TASK DIRECTIONS
The records below are to be written out again, exactly as they appear.

--- SUPPLIED RECORDS Enclosed Below ---

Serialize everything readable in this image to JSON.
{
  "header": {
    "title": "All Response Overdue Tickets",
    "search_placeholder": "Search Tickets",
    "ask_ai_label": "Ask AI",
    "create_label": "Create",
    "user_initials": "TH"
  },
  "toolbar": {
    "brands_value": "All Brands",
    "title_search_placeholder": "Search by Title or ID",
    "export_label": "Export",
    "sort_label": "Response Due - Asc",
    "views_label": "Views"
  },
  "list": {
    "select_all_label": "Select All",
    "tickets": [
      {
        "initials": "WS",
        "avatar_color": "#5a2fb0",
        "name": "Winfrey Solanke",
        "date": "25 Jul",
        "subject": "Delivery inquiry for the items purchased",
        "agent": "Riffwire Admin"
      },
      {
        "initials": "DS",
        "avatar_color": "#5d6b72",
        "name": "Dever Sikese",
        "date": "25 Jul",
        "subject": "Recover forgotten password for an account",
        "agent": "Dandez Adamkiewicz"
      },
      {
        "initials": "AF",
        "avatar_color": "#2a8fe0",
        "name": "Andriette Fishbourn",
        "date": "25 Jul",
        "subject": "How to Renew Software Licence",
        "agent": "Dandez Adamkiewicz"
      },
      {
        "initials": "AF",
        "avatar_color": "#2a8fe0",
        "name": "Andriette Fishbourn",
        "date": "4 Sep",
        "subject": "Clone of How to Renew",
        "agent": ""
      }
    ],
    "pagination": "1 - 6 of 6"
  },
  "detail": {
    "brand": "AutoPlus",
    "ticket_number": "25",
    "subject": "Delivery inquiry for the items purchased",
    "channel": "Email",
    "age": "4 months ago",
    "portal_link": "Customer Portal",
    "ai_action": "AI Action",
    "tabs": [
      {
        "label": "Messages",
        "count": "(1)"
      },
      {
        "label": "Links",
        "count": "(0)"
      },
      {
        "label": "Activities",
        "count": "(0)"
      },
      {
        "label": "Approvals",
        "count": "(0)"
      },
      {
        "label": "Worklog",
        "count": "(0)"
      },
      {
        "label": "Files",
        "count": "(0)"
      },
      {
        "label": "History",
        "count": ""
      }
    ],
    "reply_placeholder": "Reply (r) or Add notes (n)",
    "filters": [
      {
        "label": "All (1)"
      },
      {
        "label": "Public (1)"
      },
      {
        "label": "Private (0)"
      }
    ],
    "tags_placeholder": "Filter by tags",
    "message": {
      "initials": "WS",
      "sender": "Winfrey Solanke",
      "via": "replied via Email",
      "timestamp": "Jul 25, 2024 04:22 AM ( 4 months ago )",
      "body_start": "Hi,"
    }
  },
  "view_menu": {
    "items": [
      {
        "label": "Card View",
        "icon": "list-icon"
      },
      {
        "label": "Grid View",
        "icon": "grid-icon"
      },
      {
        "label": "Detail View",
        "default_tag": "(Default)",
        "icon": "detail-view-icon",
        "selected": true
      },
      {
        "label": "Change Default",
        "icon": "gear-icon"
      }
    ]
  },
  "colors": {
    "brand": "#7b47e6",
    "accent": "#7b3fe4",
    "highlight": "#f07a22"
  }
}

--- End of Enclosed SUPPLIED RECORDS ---

WRITTEN SOLUTION
Serialize everything readable in this image to JSON.
{
  "header": {
    "title": "All Response Overdue Tickets",
    "search_placeholder": "Search Tickets",
    "ask_ai_label": "Ask AI",
    "create_label": "Create",
    "user_initials": "TH"
  },
  "toolbar": {
    "brands_value": "All Brands",
    "title_search_placeholder": "Search by Title or ID",
    "export_label": "Export",
    "sort_label": "Response Due - Asc",
    "views_label": "Views"
  },
  "list": {
    "select_all_label": "Select All",
    "tickets": [
      {
        "initials": "WS",
        "avatar_color": "#5a2fb0",
        "name": "Winfrey Solanke",
        "date": "25 Jul",
        "subject": "Delivery inquiry for the items purchased",
        "agent": "Riffwire Admin"
      },
      {
        "initials": "DS",
        "avatar_color": "#5d6b72",
        "name": "Dever Sikese",
        "date": "25 Jul",
        "subject": "Recover forgotten password for an account",
        "agent": "Dandez Adamkiewicz"
      },
      {
        "initials": "AF",
        "avatar_color": "#2a8fe0",
        "name": "Andriette Fishbourn",
        "date": "25 Jul",
        "subject": "How to Renew Software Licence",
        "agent": "Dandez Adamkiewicz"
      },
      {
        "initials": "AF",
        "avatar_color": "#2a8fe0",
        "name": "Andriette Fishbourn",
        "date": "4 Sep",
        "subject": "Clone of How to Renew",
        "agent": ""
      }
    ],
    "pagination": "1 - 6 of 6"
  },
  "detail": {
    "brand": "AutoPlus",
    "ticket_number": "25",
    "subject": "Delivery inquiry for the items purchased",
    "channel": "Email",
    "age": "4 months ago",
    "portal_link": "Customer Portal",
    "ai_action": "AI Action",
    "tabs": [
      {
        "label": "Messages",
        "count": "(1)"
      },
      {
        "label": "Links",
        "count": "(0)"
      },
      {
        "label": "Activities",
        "count": "(0)"
      },
      {
        "label": "Approvals",
        "count": "(0)"
      },
      {
        "label": "Worklog",
        "count": "(0)"
      },
      {
        "label": "Files",
        "count": "(0)"
      },
      {
        "label": "History",
        "count": ""
      }
    ],
    "reply_placeholder": "Reply (r) or Add notes (n)",
    "filters": [
      {
        "label": "All (1)"
      },
      {
        "label": "Public (1)"
      },
      {
        "label": "Private (0)"
      }
    ],
    "tags_placeholder": "Filter by tags",
    "message": {
      "initials": "WS",
      "sender": "Winfrey Solanke",
      "via": "replied via Email",
      "timestamp": "Jul 25, 2024 04:22 AM ( 4 months ago )",
      "body_start": "Hi,"
    }
  },
  "view_menu": {
    "items": [
      {
        "label": "Card View",
        "icon": "list-icon"
      },
      {
        "label": "Grid View",
        "icon": "grid-icon"
      },
      {
        "label": "Detail View",
        "default_tag": "(Default)",
        "icon": "detail-view-icon",
        "selected": true
      },
      {
        "label": "Change Default",
        "icon": "gear-icon"
      }
    ]
  },
  "colors": {
    "brand": "#7b47e6",
    "accent": "#7b3fe4",
    "highlight": "#f07a22"
  }
}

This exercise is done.